BANGOR, Maine — Beal University graduates three cohorts of nursing students every year, which totals about 100 students. That number will increase in January as the school expands to a Wilton campus.
The curriculum will be an exact copy of what is taught in Bangor, according to Dean of Nursing Dr. Colleen Koob. The new facility will have three classrooms, virtual teaching options, and a full-fundamental skills lab with 10 beds.
“We all know there’s a bit of a nursing shortage and COVID has truly highlighted that," Koob said.
The students at Beal have been doing their part to fill the shortage over the past year as the accelerated degree program, which will be offered at both campuses, takes 18 months or less to be completed.
A big focus in nursing school is in-person clinical hours where students work at hospitals a few times a week. COVID restrictions have limited some of those hours. But even before pandemic setbacks, Koob said many nursing schools would only send students to larger hospitals in Maine.
“But nobody’s using Rumford Hospital [or] Franklin Memorial as clinical sites," Koob added.
That was one reason Beal decided to expand westward. The current state of COVID is affecting every hospital in Maine, according to public health officials like Dr. Dora Mills of MaineHealth and Dr. Nirav Shah of the Maine Center for Disease Control and Prevention. So, those rural hospitals need staffing help too.
Koob said she had experience working and teaching at hospitals in rural Maine and said it is a great spot for new nurses to find their footing in their careers. But she did offer advice to nurses looking for their first job in Maine.
“Because jobs are plenty out there, find the one that fits you — your style of nursing, but also your personality," Koob said.
Welcoming and training new nurses is part of Deb Sanford's job at Northern Light Eastern Maine Medical Center in Bangor. The vice president of Nursing and Patient Services and said all nurses with less than six months of experience go through a 12-month residency program.
“It takes them from that novice [nurse], to an advanced beginner, to proficiency," Sanford said.
Because of COVID, the orientation program was adapted multiple times. Sanford found that several new nurses, like recent Beal graduates, did not have a lot of hands-on training in college, so that was something her staff wanted to address.
“But they’ve come with excitement and really want to make a difference," she said.
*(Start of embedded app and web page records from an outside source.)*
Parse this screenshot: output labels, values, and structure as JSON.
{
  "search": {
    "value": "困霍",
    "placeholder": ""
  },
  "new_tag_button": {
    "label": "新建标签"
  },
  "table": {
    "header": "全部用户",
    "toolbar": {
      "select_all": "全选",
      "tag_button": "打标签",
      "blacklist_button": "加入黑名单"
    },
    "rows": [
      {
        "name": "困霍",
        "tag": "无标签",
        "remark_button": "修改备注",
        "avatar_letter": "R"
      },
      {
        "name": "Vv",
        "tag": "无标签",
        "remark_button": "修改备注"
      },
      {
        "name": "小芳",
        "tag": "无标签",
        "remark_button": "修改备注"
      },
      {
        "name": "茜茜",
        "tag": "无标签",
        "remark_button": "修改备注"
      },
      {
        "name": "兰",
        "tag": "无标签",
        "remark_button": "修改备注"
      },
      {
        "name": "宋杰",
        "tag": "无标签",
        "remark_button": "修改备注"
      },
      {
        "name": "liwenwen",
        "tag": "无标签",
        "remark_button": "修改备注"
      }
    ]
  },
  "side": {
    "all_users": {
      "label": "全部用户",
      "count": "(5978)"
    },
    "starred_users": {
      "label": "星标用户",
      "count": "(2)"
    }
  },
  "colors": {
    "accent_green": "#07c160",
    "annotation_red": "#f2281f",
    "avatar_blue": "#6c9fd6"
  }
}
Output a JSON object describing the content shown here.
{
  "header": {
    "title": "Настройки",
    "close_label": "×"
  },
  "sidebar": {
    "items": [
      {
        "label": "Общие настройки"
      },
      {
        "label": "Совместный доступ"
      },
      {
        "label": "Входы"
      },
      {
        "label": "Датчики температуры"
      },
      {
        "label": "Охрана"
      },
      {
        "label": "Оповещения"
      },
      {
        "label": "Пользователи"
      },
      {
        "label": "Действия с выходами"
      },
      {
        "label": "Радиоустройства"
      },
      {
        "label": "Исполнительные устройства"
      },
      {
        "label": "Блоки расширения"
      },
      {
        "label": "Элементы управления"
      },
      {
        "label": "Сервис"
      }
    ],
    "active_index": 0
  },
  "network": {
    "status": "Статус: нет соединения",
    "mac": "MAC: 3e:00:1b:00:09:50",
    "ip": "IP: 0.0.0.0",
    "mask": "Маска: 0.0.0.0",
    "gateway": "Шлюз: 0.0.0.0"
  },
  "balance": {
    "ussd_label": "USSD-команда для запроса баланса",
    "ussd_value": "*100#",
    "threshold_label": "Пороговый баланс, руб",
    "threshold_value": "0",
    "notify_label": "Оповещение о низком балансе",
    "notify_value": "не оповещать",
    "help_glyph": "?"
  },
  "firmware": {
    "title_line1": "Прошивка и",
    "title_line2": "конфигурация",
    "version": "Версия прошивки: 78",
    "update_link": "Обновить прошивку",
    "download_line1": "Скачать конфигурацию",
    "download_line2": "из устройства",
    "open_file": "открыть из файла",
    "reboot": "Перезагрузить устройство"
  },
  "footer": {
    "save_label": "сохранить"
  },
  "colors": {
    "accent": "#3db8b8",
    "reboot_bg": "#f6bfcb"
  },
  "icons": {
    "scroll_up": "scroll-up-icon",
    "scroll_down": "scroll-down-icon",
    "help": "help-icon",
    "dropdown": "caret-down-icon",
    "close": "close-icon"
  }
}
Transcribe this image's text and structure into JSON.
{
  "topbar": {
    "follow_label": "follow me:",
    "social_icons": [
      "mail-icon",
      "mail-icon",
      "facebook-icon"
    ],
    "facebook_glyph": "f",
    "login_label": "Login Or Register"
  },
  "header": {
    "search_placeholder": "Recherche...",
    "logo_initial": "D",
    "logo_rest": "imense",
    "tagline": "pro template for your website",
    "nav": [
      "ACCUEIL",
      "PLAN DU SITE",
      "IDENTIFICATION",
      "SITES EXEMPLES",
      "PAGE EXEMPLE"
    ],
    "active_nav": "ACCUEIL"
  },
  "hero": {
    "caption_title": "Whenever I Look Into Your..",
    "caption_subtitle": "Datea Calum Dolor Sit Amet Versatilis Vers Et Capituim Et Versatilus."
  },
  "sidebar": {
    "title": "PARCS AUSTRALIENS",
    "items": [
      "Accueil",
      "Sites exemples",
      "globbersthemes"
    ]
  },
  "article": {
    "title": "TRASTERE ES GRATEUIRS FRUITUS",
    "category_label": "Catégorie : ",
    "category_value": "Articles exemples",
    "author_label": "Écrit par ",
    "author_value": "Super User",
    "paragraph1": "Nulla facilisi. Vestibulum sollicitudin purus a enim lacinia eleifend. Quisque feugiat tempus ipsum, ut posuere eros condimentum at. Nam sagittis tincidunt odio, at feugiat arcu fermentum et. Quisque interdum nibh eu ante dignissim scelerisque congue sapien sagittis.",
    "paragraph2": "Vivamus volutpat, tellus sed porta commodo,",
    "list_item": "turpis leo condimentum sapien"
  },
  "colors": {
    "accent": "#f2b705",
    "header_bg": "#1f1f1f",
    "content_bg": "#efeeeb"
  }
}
Northern Light Eastern Maine Medical Center also offers training programs for local nursing students during winter school break and the first summer after they graduate to help get them up to speed and replenish the workforce that has dealt with shortages for decades.
Beal University is already accepting students for its Wilton campus.